The Razer Ornata V2 aims to solve an old argument. Should you get a membrane or mechanical keyboard? Its answer is simple. Why not have both? Built as a successor to the Ornata Chroma, this mecha-membrane device combines the best bits of each – the ‘click’ of mechanical decks and the feel of traditional membrane switches.
Does its strategy work? Mostly. While it’s not a slam-dunk, the Razer Ornata V2 offers the best of both worlds. It’s also an essential step up from its predecessor.
The Razer Ornata V2’s mecha-membrane approach is its headlining feature. To get technical, that means its keys are fitted with the rubber dome from membrane keyboards alongside the mechanisms of a mechanical switch. In Razer’s own words, the Ornata V2 “combines the best of both worlds by providing a soft cushioned touch for gaming comfort, along with a crisp tactile click”.
Those mid-height keycaps are another selling point. Their low profile allows for quicker actuation, meaning that your key-presses are registered faster. This – and the generous pleather wrist-rest – make it a good fit for competitive shooters. Naturally, those keys are also lit by RGB with 16.8 million possible color combinations and can be programmed as you see fit.
Elsewhere, a new volume scroll wheel above the number pad has been added to go with dedicated media controls on the top right-hand side. That’s one of the biggest improvements over the old Ornata Chroma; that one lacked media controls entirely.
A low-profile keyboard with the usual Razer hallmarks, the Ornata V2 blends a plain, matte black frame with soft rubber keys. It gives a slick first impression as a result despite its lack of premium build materials, especially when its RGB backlighting is fired up.
That pleather wrist-rest is the star of the show, though. It even looks comfortable. And because it’s magnetic, you can quickly disconnect it for a smaller footprint if you’d prefer.
OK, onto the important bit – how is the Razer Ornata V2 for gaming? Good, broadly speaking. It’s responsive and easy to use, with the keys sitting a comfortable distance from one another so you don’t have to contort your hands into unwieldy shapes to hit ctrl or shift. That was particularly useful for shooters such as Call of Duty: Warzone; it’s much easier to crouch, drop, or sprint with this keyboard than it has been on others I’ve tested.

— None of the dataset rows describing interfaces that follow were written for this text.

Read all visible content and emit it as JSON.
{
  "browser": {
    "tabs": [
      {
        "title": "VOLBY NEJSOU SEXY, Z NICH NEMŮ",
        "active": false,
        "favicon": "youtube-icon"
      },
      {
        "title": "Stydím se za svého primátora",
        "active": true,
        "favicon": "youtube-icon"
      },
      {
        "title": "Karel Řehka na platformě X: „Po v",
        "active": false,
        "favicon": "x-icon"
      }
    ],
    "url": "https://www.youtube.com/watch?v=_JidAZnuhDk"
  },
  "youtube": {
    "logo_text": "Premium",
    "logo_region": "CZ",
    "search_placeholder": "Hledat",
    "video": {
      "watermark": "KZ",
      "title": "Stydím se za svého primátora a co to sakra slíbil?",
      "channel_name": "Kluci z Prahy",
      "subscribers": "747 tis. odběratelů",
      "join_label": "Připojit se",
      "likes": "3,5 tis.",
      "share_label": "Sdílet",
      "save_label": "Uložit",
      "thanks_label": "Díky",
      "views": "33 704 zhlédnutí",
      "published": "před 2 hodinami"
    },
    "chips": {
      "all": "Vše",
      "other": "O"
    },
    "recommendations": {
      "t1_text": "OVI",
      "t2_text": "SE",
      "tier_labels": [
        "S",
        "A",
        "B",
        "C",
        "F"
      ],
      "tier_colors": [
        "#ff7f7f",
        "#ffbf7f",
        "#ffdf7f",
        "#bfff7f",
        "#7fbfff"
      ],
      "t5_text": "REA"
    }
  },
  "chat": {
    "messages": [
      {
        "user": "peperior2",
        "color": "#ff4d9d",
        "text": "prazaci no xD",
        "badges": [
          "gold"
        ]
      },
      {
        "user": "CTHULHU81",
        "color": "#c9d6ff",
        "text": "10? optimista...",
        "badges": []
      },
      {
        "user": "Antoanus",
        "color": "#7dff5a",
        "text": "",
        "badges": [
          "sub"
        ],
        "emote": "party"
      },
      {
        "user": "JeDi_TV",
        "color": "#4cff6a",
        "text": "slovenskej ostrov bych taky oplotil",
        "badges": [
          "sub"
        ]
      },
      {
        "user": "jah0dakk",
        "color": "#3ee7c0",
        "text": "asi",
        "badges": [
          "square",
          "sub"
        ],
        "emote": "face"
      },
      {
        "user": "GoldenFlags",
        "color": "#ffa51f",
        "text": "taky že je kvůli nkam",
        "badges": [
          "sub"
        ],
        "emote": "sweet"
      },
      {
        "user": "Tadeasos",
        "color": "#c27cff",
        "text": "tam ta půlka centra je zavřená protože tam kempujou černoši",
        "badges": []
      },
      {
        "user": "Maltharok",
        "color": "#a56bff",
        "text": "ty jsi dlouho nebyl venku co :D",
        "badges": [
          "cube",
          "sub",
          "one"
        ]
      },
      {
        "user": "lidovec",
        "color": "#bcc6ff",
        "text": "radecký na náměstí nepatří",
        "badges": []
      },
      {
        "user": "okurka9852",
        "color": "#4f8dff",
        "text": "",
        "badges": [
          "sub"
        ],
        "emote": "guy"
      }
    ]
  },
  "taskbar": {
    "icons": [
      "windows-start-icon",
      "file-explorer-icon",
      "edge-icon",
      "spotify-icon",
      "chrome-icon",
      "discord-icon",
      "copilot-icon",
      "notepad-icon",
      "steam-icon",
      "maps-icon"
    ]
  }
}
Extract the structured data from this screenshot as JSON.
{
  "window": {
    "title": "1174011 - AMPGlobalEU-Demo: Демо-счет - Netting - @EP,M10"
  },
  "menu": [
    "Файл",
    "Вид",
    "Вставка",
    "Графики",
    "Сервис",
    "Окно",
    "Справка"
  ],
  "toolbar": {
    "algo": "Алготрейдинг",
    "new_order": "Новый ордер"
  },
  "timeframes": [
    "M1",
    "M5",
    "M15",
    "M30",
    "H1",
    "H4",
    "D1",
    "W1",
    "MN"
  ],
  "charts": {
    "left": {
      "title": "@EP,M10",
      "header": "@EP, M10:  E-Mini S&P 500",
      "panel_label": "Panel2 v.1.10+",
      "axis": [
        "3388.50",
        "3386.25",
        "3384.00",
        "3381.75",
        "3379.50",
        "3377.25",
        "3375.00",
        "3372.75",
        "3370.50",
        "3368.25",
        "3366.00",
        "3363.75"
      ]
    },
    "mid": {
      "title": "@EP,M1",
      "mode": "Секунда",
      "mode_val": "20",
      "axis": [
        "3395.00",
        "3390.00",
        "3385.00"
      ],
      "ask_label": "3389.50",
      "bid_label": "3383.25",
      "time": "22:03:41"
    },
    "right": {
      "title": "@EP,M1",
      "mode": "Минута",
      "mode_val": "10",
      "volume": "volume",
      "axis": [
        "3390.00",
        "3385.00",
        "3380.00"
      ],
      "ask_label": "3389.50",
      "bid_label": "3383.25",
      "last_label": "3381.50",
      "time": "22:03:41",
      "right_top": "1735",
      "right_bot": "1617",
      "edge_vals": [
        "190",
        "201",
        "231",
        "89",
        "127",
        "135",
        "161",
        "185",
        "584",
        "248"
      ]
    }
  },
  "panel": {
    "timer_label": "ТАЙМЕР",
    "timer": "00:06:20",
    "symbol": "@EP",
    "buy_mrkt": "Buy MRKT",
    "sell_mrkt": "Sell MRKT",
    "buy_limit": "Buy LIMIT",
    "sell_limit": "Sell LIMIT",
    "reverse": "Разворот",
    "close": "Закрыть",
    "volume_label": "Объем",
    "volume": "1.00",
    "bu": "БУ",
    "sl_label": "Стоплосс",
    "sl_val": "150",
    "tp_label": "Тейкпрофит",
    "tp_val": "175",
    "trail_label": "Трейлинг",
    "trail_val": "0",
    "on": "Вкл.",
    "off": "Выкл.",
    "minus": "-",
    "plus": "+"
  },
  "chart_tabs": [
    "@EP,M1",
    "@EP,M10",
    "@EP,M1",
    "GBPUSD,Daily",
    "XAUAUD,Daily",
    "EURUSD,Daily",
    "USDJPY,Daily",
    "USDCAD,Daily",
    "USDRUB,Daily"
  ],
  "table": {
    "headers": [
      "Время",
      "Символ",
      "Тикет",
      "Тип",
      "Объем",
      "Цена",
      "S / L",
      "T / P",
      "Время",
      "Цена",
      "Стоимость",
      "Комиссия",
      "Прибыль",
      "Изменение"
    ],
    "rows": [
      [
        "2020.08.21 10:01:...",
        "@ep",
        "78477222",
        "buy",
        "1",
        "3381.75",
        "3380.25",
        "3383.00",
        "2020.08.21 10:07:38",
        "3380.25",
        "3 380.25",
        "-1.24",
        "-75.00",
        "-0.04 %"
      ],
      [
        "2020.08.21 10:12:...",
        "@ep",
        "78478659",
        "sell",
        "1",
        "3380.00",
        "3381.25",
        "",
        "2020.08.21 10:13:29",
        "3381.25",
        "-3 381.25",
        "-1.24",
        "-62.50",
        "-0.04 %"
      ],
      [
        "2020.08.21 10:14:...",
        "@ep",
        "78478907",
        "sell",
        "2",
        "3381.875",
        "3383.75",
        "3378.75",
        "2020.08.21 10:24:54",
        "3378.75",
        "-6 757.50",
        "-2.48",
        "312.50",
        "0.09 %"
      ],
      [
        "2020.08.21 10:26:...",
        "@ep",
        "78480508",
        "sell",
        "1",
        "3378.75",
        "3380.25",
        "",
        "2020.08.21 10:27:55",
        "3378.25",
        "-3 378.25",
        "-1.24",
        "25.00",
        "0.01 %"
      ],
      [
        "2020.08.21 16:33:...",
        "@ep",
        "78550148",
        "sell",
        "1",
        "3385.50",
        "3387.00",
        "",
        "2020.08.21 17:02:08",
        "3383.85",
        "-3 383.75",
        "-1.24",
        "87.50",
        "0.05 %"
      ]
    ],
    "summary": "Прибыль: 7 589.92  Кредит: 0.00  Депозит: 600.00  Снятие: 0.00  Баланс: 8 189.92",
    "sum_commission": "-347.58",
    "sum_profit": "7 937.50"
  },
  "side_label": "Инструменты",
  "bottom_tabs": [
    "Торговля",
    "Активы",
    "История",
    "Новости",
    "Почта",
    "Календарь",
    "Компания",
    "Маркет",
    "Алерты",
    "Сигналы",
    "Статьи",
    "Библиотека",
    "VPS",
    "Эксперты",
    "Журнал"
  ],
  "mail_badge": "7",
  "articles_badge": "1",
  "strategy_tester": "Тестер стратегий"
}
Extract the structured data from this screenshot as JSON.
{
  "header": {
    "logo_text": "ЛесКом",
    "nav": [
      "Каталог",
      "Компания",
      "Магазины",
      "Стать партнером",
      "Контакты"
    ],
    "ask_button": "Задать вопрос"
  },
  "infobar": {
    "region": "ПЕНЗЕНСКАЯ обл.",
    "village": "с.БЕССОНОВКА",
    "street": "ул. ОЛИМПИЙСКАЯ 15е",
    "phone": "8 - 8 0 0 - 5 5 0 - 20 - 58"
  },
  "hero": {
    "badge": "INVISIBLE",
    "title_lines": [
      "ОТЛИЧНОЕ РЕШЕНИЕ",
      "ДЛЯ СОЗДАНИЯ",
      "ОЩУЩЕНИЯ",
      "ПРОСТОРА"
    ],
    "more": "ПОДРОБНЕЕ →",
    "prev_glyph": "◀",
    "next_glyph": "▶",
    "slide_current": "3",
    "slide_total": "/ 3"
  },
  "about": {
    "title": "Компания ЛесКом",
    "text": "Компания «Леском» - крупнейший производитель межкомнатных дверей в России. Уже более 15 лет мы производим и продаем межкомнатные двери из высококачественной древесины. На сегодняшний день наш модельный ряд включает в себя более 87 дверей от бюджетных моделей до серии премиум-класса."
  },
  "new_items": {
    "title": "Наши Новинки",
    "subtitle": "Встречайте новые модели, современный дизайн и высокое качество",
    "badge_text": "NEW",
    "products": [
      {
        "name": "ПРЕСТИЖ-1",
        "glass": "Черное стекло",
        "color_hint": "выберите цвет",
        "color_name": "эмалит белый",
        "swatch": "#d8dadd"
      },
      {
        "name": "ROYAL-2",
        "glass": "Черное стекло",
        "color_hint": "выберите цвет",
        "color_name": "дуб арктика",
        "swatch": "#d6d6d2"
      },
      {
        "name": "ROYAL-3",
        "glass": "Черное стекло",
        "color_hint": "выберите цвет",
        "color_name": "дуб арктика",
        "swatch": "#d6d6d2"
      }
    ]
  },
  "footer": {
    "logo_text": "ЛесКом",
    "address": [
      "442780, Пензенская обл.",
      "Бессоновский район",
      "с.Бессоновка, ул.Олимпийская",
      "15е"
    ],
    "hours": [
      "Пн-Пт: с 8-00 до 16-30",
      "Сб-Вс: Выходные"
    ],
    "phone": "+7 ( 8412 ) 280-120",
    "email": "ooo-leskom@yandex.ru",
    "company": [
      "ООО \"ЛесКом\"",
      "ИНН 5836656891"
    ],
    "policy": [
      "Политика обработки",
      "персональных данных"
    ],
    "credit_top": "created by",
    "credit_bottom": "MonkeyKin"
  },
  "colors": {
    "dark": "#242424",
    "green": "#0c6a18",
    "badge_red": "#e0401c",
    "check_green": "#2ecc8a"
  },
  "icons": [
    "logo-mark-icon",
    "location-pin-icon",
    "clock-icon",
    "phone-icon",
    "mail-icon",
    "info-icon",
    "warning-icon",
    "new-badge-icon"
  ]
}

It was the same story when I jumped into a match of DOTA 2 or returned to my old character in World of Warcraft. Everything’s in easy reach, and it was comfortable resting on or near my suite of abilities. That’s mostly because of the durable rubber keycaps – they’re smooth and pleasant to the touch. In fact, my only criticism would be their propensity to pick up grease marks.
The feel of them for gaming or typing is just as satisfying. They’ve got a weighty (but not obnoxious) ‘click’, yet the action feels more like a traditional setup. It’s softer, making the Ornata V2 a good first gaming keyboard. Even though that ‘clack’ noise is a bit strange at first when moving the camera using WASD in sim games like Planet Zoo – it gives the impression that the keys are stuck until you get used to it – it’s really satisfying for doling out orders or hitting space to activate a command in strategies such as Gears Tactics. Alright, you don’t always get that gratifying click each time you hit a key. But most of the time, it’s a delight.
A lower actuation also bears fruit. Being able to dive behind cover or hit reload ever so slightly before your opponents is handy for obvious reasons.
I appreciate the scroll wheel in the top right corner, too. It’s so much easier to tweak volume via the keyboard itself than mess about with the Windows tab (potentially having to exit your game in the process). Similarly, the cushioned pleather wrist-rest is leaps and bounds ahead of the competition. It’s so much more comfortable than plastic alternatives.
The thing I didn’t like? The enter key. It’s a bit too small, and I often found myself accidentally hitting something else instead. I’d have preferred it to be slightly longer. This clearly isn’t a disaster and you get used to it, but it’s something to bear in mind.
It doesn’t get in the way of the Razer Ornata V2 being a worthy addition to the list of Razer keyboards, either. If you’re new to the area (in which case, be sure to check out our guide to the best gaming keyboards) and/or can’t decide whether you’d prefer a mechanical or membrane device, this is the perfect choice.